- Instructions for the task -
Please say how many lines in the records below contain the word "this", giving the number alone.

Collection entries:
┄┄┄┄┄┄

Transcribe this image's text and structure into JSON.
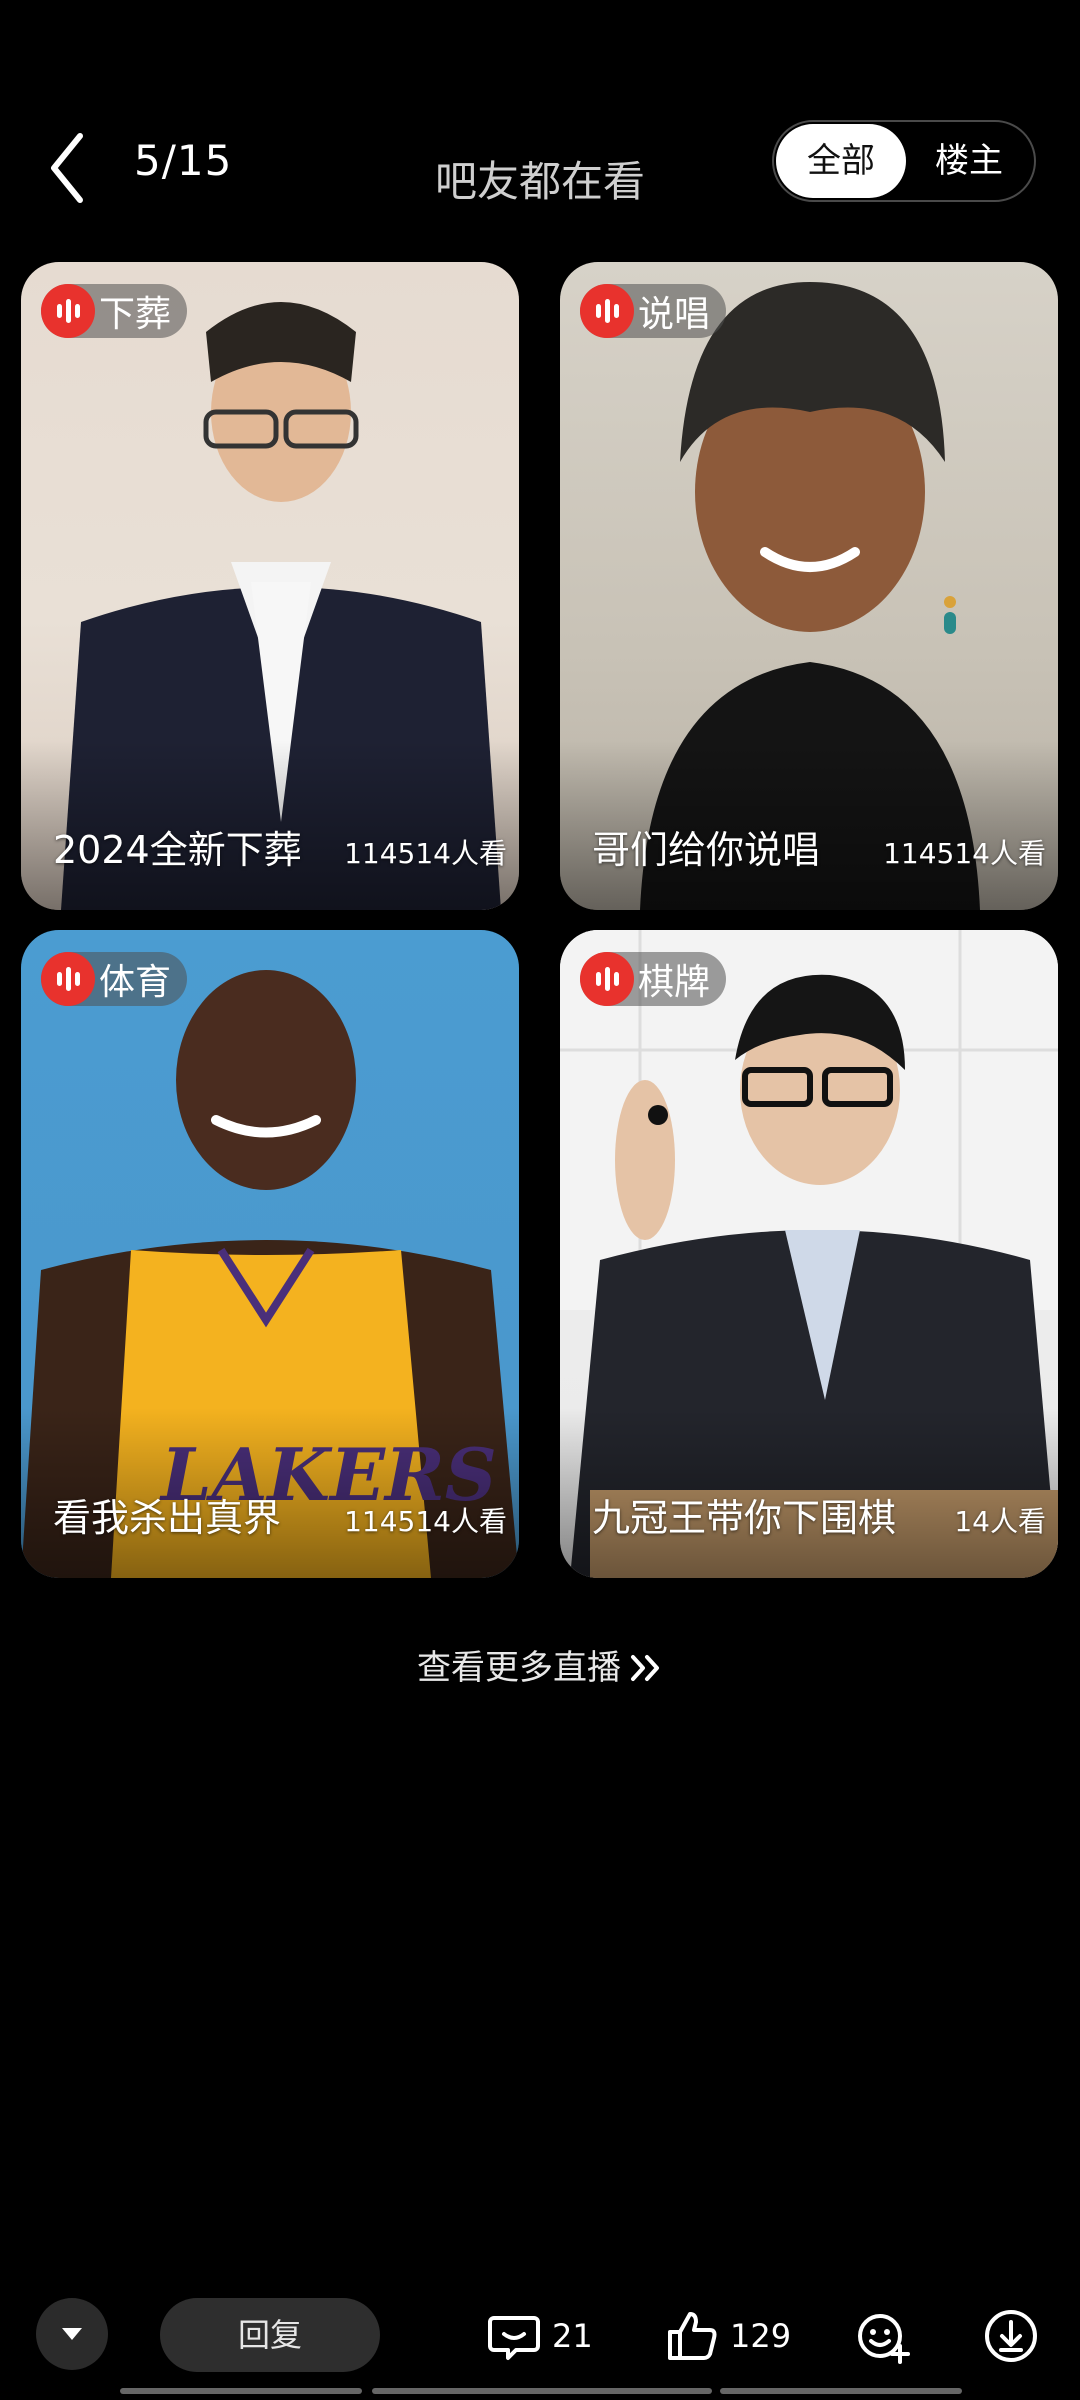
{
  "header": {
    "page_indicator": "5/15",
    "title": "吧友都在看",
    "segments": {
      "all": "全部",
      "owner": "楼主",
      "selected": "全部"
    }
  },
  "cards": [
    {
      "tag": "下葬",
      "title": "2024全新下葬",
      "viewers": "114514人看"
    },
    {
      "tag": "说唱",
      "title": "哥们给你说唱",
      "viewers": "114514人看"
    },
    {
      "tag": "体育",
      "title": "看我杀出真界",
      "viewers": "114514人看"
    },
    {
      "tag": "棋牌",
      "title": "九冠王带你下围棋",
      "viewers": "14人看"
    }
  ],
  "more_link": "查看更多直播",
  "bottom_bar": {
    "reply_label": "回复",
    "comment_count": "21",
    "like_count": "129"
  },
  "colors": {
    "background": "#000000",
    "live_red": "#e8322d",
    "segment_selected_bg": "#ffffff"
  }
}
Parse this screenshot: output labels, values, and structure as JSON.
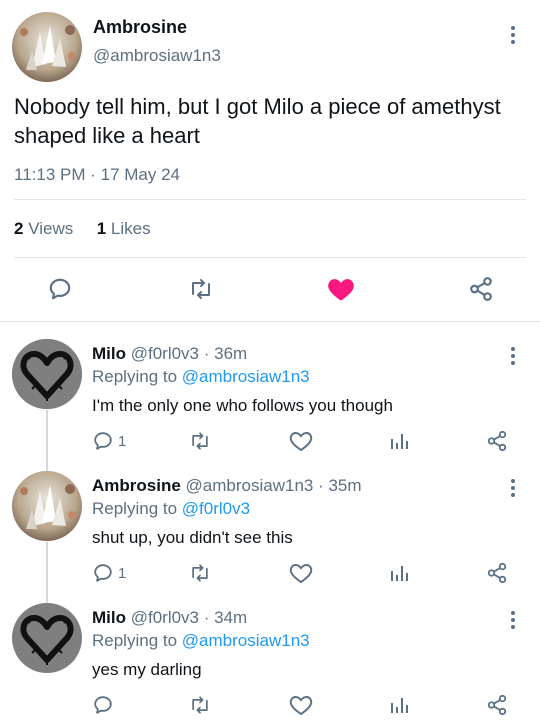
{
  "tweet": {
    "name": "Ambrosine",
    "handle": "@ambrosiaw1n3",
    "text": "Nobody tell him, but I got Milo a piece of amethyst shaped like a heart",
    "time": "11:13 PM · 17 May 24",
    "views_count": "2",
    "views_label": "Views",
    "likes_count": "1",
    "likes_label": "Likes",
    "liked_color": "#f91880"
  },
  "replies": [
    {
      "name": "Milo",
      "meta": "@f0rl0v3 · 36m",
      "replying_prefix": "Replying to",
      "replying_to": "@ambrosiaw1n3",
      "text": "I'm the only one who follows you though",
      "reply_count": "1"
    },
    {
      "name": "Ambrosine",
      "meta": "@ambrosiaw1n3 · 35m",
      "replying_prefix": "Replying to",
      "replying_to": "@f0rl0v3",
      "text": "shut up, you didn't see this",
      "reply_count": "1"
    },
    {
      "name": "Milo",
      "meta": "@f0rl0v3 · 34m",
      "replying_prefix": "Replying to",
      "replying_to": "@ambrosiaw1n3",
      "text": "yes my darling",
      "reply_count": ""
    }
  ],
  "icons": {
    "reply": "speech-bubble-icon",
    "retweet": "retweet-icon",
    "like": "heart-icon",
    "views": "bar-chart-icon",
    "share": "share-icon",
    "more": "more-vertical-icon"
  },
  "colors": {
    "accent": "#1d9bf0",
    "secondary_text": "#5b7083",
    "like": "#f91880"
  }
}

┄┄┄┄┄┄

- Output of the exercise -
3